● Component data from apps and pages:
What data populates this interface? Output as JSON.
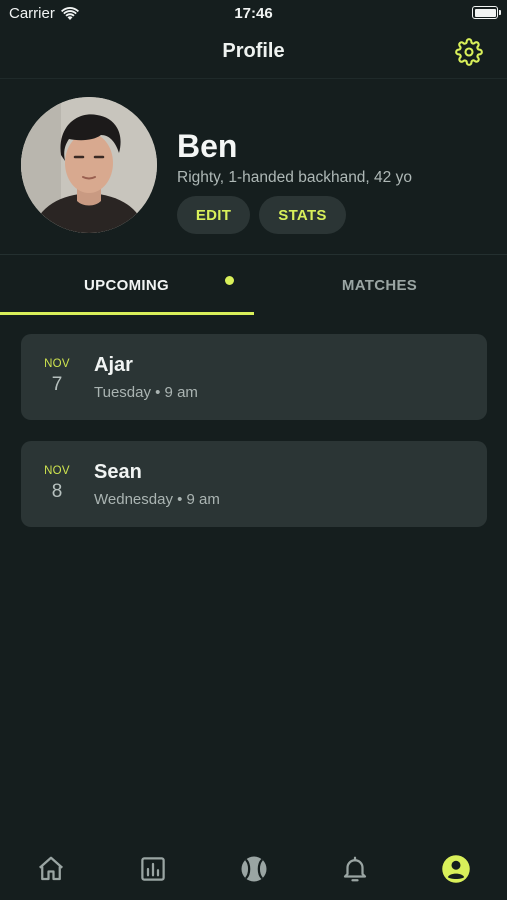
{
  "status_bar": {
    "carrier": "Carrier",
    "time": "17:46"
  },
  "nav": {
    "title": "Profile"
  },
  "profile": {
    "name": "Ben",
    "description": "Righty, 1-handed backhand, 42 yo",
    "edit_label": "EDIT",
    "stats_label": "STATS"
  },
  "tabs": {
    "upcoming": "UPCOMING",
    "matches": "MATCHES"
  },
  "matches": [
    {
      "month": "NOV",
      "day": "7",
      "name": "Ajar",
      "time": "Tuesday • 9 am"
    },
    {
      "month": "NOV",
      "day": "8",
      "name": "Sean",
      "time": "Wednesday • 9 am"
    }
  ],
  "bottom_tabs": [
    "home-icon",
    "stats-icon",
    "tennis-ball-icon",
    "bell-icon",
    "profile-icon"
  ],
  "colors": {
    "accent": "#d9f05a",
    "background": "#151e1e",
    "card": "#2b3535"
  }
}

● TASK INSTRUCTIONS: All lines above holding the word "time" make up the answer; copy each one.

● WRITTEN SOLUTION:
    "time": "17:46"
      "time": "Tuesday • 9 am"
      "time": "Wednesday • 9 am"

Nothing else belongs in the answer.